I mentioned leftovers earlier in this section and that they are tastier. The reason for this is because when you reheat a NYSP slice in a pan, you end up further cooking, drying, and even crisping that soggier center of the pizza. You therefore end up with a slice that is firmer, with the crust now playing a bigger part in the taste and texture of the pizza whereas it initially might have just felt like a blob of oozy tomato sauce and cheese.
A soda will set you back 10 RMB but you get one refill and, joy of joys, ice is available. There’s also a free pitcher of beer deal with any 18 inch pie but I don’t remember if it was limited by time.
NYSP has a lot of locations and while this location is convenient for nearby residents or commuters to grab a slice or a meal, the dine-in service leaves much to be desired. Therefore, you could possibly just bypass it entirely and just order delivery. Since NYSP offers their own free delivery, I don’t recommend people using Sherpa’s delivery service which usually charges a 15 RMB fee, unless you really want to order online without ever speaking to someone on the phone.

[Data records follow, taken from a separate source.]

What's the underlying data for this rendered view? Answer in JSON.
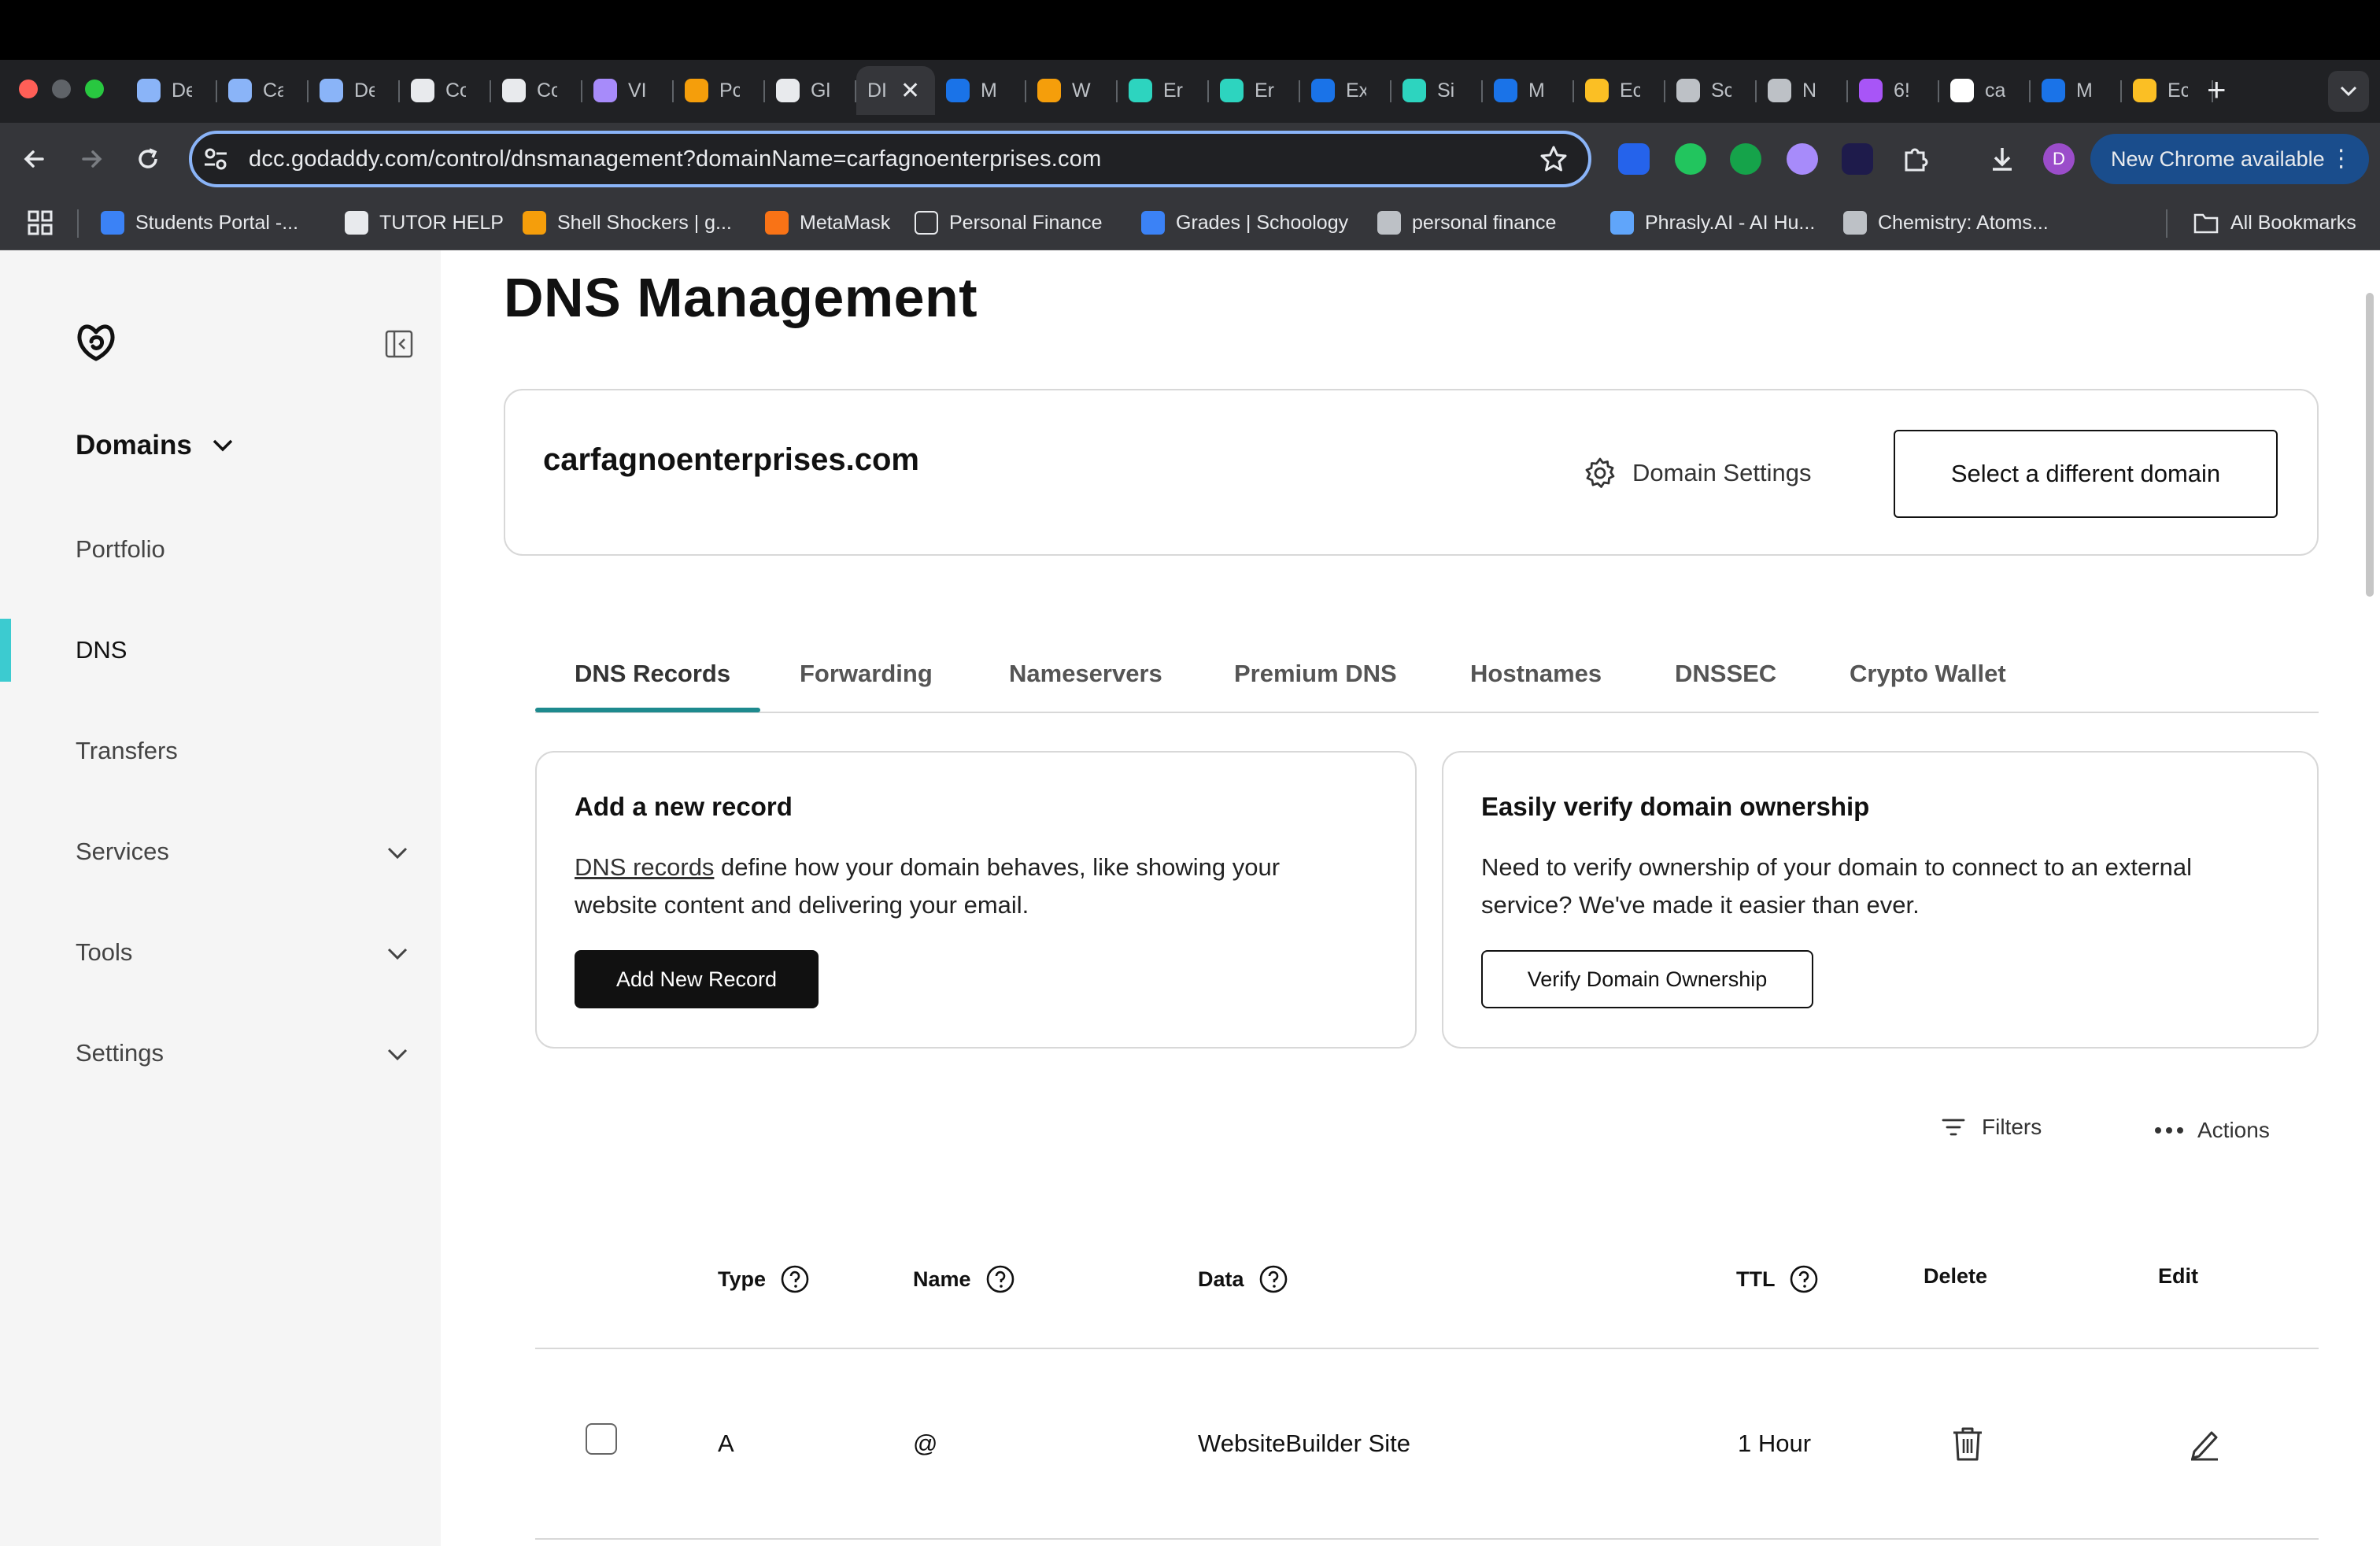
{
  "browser": {
    "tabs": [
      {
        "label": "De",
        "color": "#8ab4f8"
      },
      {
        "label": "Ca",
        "color": "#8ab4f8"
      },
      {
        "label": "De",
        "color": "#8ab4f8"
      },
      {
        "label": "Co",
        "color": "#e8eaed"
      },
      {
        "label": "Co",
        "color": "#e8eaed"
      },
      {
        "label": "VI",
        "color": "#a78bfa"
      },
      {
        "label": "Pc",
        "color": "#f59e0b"
      },
      {
        "label": "Gl",
        "color": "#e8eaed"
      },
      {
        "label": "DI",
        "color": "#35363a",
        "active": true
      },
      {
        "label": "M",
        "color": "#1a73e8"
      },
      {
        "label": "W",
        "color": "#f59e0b"
      },
      {
        "label": "Er",
        "color": "#2dd4bf"
      },
      {
        "label": "Er",
        "color": "#2dd4bf"
      },
      {
        "label": "Ex",
        "color": "#1a73e8"
      },
      {
        "label": "Si",
        "color": "#2dd4bf"
      },
      {
        "label": "M",
        "color": "#1a73e8"
      },
      {
        "label": "Ec",
        "color": "#fbbf24"
      },
      {
        "label": "Sc",
        "color": "#bdc1c6"
      },
      {
        "label": "N",
        "color": "#bdc1c6"
      },
      {
        "label": "6!",
        "color": "#a855f7"
      },
      {
        "label": "ca",
        "color": "#ffffff"
      },
      {
        "label": "M",
        "color": "#1a73e8"
      },
      {
        "label": "Ec",
        "color": "#fbbf24"
      }
    ],
    "url": "dcc.godaddy.com/control/dnsmanagement?domainName=carfagnoenterprises.com",
    "update_label": "New Chrome available",
    "profile_initial": "D",
    "bookmarks": [
      {
        "label": "Students Portal -...",
        "color": "#3b82f6"
      },
      {
        "label": "TUTOR HELP",
        "color": "#e8eaed"
      },
      {
        "label": "Shell Shockers | g...",
        "color": "#f59e0b"
      },
      {
        "label": "MetaMask",
        "color": "#f97316"
      },
      {
        "label": "Personal Finance",
        "color": "#35363a"
      },
      {
        "label": "Grades | Schoology",
        "color": "#3b82f6"
      },
      {
        "label": "personal finance",
        "color": "#bdc1c6"
      },
      {
        "label": "Phrasly.AI - AI Hu...",
        "color": "#60a5fa"
      },
      {
        "label": "Chemistry: Atoms...",
        "color": "#bdc1c6"
      }
    ],
    "all_bookmarks_label": "All Bookmarks"
  },
  "sidebar": {
    "section_label": "Domains",
    "items": [
      {
        "label": "Portfolio"
      },
      {
        "label": "DNS",
        "active": true
      },
      {
        "label": "Transfers"
      },
      {
        "label": "Services",
        "expandable": true
      },
      {
        "label": "Tools",
        "expandable": true
      },
      {
        "label": "Settings",
        "expandable": true
      }
    ]
  },
  "page": {
    "title": "DNS Management",
    "domain": "carfagnoenterprises.com",
    "domain_settings_label": "Domain Settings",
    "select_domain_label": "Select a different domain",
    "tabs": [
      "DNS Records",
      "Forwarding",
      "Nameservers",
      "Premium DNS",
      "Hostnames",
      "DNSSEC",
      "Crypto Wallet"
    ],
    "active_tab": "DNS Records"
  },
  "cards": {
    "add_record": {
      "title": "Add a new record",
      "link_text": "DNS records",
      "text_line1_rest": " define how your domain behaves, like showing your",
      "text_line2": "website content and delivering your email.",
      "button": "Add New Record"
    },
    "verify": {
      "title": "Easily verify domain ownership",
      "text_line1": "Need to verify ownership of your domain to connect to an external",
      "text_line2": "service? We've made it easier than ever.",
      "button": "Verify Domain Ownership"
    }
  },
  "table": {
    "filters_label": "Filters",
    "actions_label": "Actions",
    "columns": {
      "type": "Type",
      "name": "Name",
      "data": "Data",
      "ttl": "TTL",
      "delete": "Delete",
      "edit": "Edit"
    },
    "rows": [
      {
        "type": "A",
        "name": "@",
        "data": "WebsiteBuilder Site",
        "ttl": "1 Hour"
      }
    ]
  }
}
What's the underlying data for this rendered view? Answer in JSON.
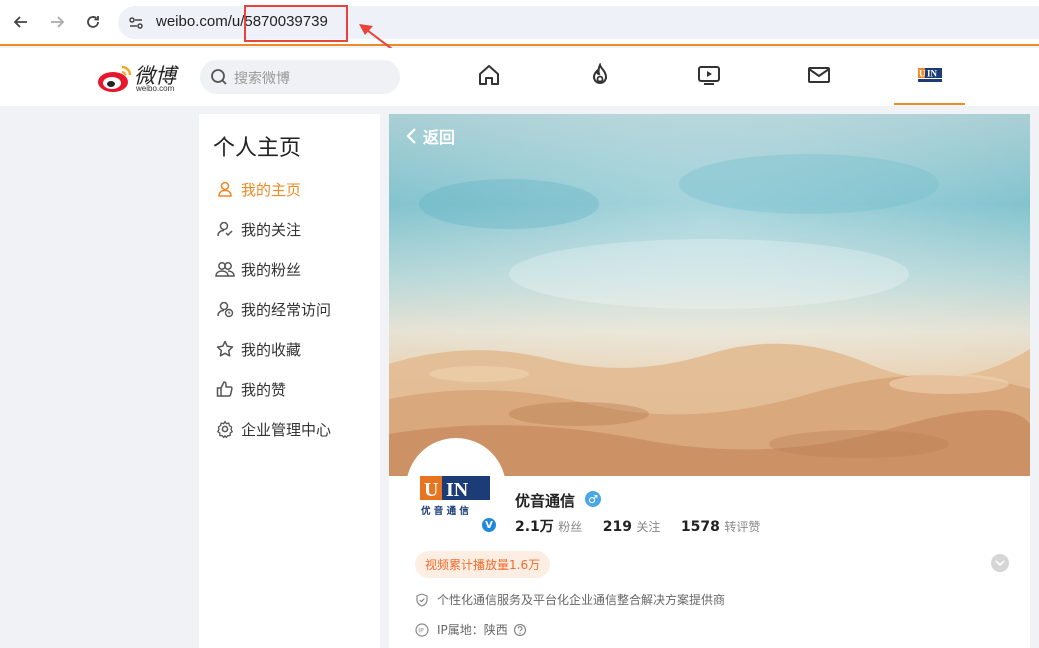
{
  "browser": {
    "url": "weibo.com/u/5870039739",
    "annotation_color": "#e8443a"
  },
  "header": {
    "logo_text": "微博",
    "logo_sub": "weibo.com",
    "search_placeholder": "搜索微博",
    "nav_icons": [
      "home-icon",
      "hot-icon",
      "video-icon",
      "mail-icon",
      "profile-avatar"
    ],
    "accent": "#f08a24"
  },
  "sidebar": {
    "title": "个人主页",
    "items": [
      {
        "label": "我的主页",
        "icon": "user-icon",
        "active": true
      },
      {
        "label": "我的关注",
        "icon": "user-check-icon",
        "active": false
      },
      {
        "label": "我的粉丝",
        "icon": "users-icon",
        "active": false
      },
      {
        "label": "我的经常访问",
        "icon": "user-clock-icon",
        "active": false
      },
      {
        "label": "我的收藏",
        "icon": "star-icon",
        "active": false
      },
      {
        "label": "我的赞",
        "icon": "thumbs-up-icon",
        "active": false
      },
      {
        "label": "企业管理中心",
        "icon": "gear-icon",
        "active": false
      }
    ]
  },
  "profile": {
    "back_label": "返回",
    "logo_letters": "UIN",
    "logo_chinese": "优 音 通 信",
    "name": "优音通信",
    "gender_symbol": "♂",
    "verified_symbol": "V",
    "followers_count": "2.1万",
    "followers_label": "粉丝",
    "following_count": "219",
    "following_label": "关注",
    "reposts_count": "1578",
    "reposts_label": "转评赞",
    "video_tag": "视频累计播放量1.6万",
    "description": "个性化通信服务及平台化企业通信整合解决方案提供商",
    "ip_label": "IP属地：陕西"
  }
}
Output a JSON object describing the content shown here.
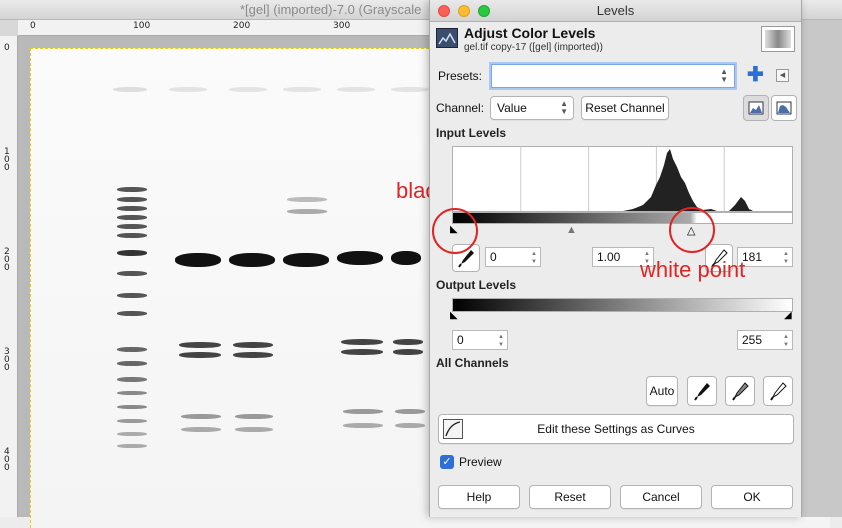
{
  "background_window": {
    "title": "*[gel] (imported)-7.0 (Grayscale",
    "ruler_h": [
      "0",
      "100",
      "200",
      "300"
    ],
    "ruler_v": [
      "0",
      "1\n0\n0",
      "2\n0\n0",
      "3\n0\n0",
      "4\n0\n0"
    ]
  },
  "annotations": {
    "black_point": "black point",
    "white_point": "white point"
  },
  "dialog": {
    "window_title": "Levels",
    "heading": "Adjust Color Levels",
    "subheading": "gel.tif copy-17 ([gel] (imported))",
    "presets_label": "Presets:",
    "presets_value": "",
    "channel_label": "Channel:",
    "channel_value": "Value",
    "reset_channel": "Reset Channel",
    "input_levels_label": "Input Levels",
    "input_low": "0",
    "input_gamma": "1.00",
    "input_high": "181",
    "output_levels_label": "Output Levels",
    "output_low": "0",
    "output_high": "255",
    "all_channels_label": "All Channels",
    "auto": "Auto",
    "edit_curves": "Edit these Settings as Curves",
    "preview_label": "Preview",
    "preview_checked": true,
    "help": "Help",
    "reset": "Reset",
    "cancel": "Cancel",
    "ok": "OK"
  },
  "colors": {
    "accent": "#2e6fd6",
    "annotation": "#e02424"
  }
}
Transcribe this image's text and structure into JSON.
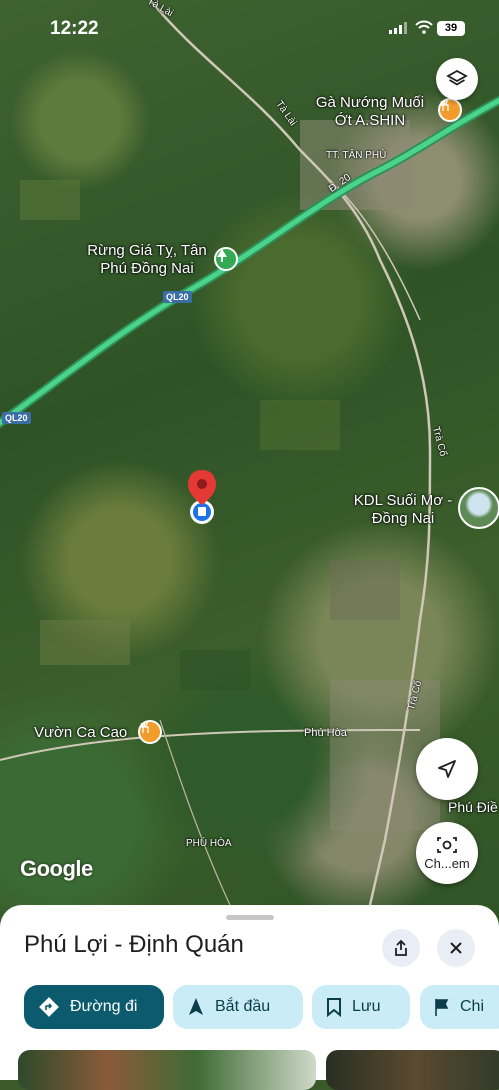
{
  "status_bar": {
    "time": "12:22",
    "battery": "39"
  },
  "map": {
    "labels": {
      "ga_nuong": "Gà Nướng Muối Ớt A.SHIN",
      "rung_gia_ty": "Rừng Giá Tỵ, Tân Phú Đồng Nai",
      "kdl_suoi_mo": "KDL Suối Mơ - Đồng Nai",
      "vuon_ca_cao": "Vườn Ca Cao",
      "phu_dien": "Phú Điề",
      "tt_tan_phu": "TT. TÂN PHÚ",
      "phu_hoa_upper": "PHÚ HÒA"
    },
    "roads": {
      "ta_lai_top": "Tà Lài",
      "ta_lai": "Tà Lài",
      "d20": "Đ. 20",
      "ql20_a": "QL20",
      "ql20_b": "QL20",
      "tra_co_a": "Trà Cổ",
      "tra_co_b": "Trà Cổ",
      "phu_hoa": "Phú Hòa"
    },
    "attribution": "Google",
    "street_view_label": "Ch...em"
  },
  "sheet": {
    "title": "Phú Lợi - Định Quán",
    "actions": [
      {
        "label": "Đường đi"
      },
      {
        "label": "Bắt đầu"
      },
      {
        "label": "Lưu"
      },
      {
        "label": "Chi"
      }
    ]
  },
  "colors": {
    "route": "#49d48a",
    "primary_chip": "#0b5a6e",
    "secondary_chip": "#c9ecf7",
    "pin": "#e53935"
  }
}
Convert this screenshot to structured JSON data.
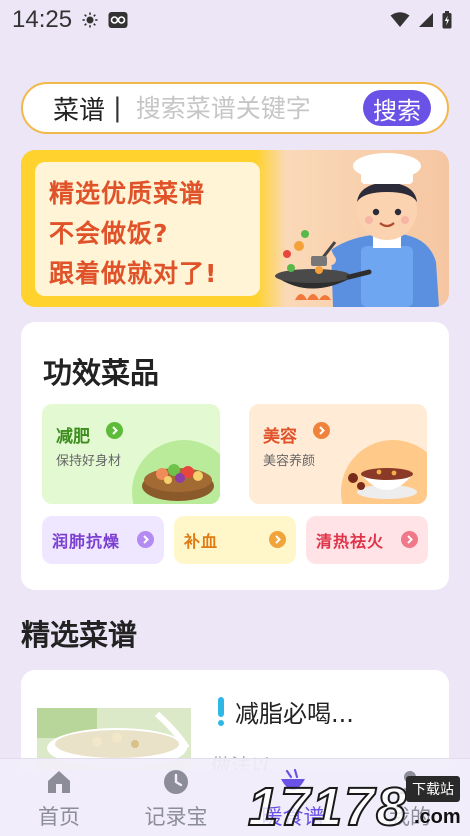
{
  "status_bar": {
    "time": "14:25",
    "icons": [
      "brightness-icon",
      "app-notification-icon",
      "wifi-icon",
      "signal-icon",
      "battery-icon"
    ]
  },
  "search": {
    "category": "菜谱",
    "separator": "|",
    "placeholder": "搜索菜谱关键字",
    "button_label": "搜索"
  },
  "banner": {
    "lines": [
      "精选优质菜谱",
      "不会做饭?",
      "跟着做就对了!"
    ]
  },
  "effect_section": {
    "title": "功效菜品",
    "big_tiles": [
      {
        "name": "减肥",
        "sub": "保持好身材",
        "color": "#3E8E1E",
        "bg": "#E3F9D2",
        "arrow": "#5DBB3A",
        "icon": "salad-bowl-icon"
      },
      {
        "name": "美容",
        "sub": "美容养颜",
        "color": "#E0532A",
        "bg": "#FFEBD6",
        "arrow": "#F0823C",
        "icon": "soup-bowl-icon"
      }
    ],
    "small_tiles": [
      {
        "name": "润肺抗燥",
        "color": "#7A3FD0",
        "bg": "#EFE6FF",
        "arrow": "#B48BF0"
      },
      {
        "name": "补血",
        "color": "#E07A12",
        "bg": "#FFF6C9",
        "arrow": "#F2A33A"
      },
      {
        "name": "清热祛火",
        "color": "#E0344A",
        "bg": "#FFE3E6",
        "arrow": "#F07888"
      }
    ]
  },
  "featured": {
    "title": "精选菜谱",
    "recipe": {
      "title": "减脂必喝...",
      "desc": "做法以…"
    }
  },
  "tabs": [
    {
      "label": "首页",
      "icon": "home-icon",
      "active": false
    },
    {
      "label": "记录宝",
      "icon": "clock-icon",
      "active": false
    },
    {
      "label": "暖食谱",
      "icon": "bowl-icon",
      "active": true
    },
    {
      "label": "我的",
      "icon": "user-icon",
      "active": false
    }
  ],
  "watermark": {
    "digits": "17178",
    "badge": "下载站",
    "suffix": ".com"
  },
  "colors": {
    "accent": "#6A52E6",
    "page_bg": "#ECE6F7",
    "search_border": "#F2B84A",
    "banner_text": "#E0532A"
  }
}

If I were rating the food itself, I’d rate NYSP 4/5 stars because I still consider it the most reliable source for a large New York-style pizza fix in Shanghai. As a dining experience, however, the poor service at this location really hurts it.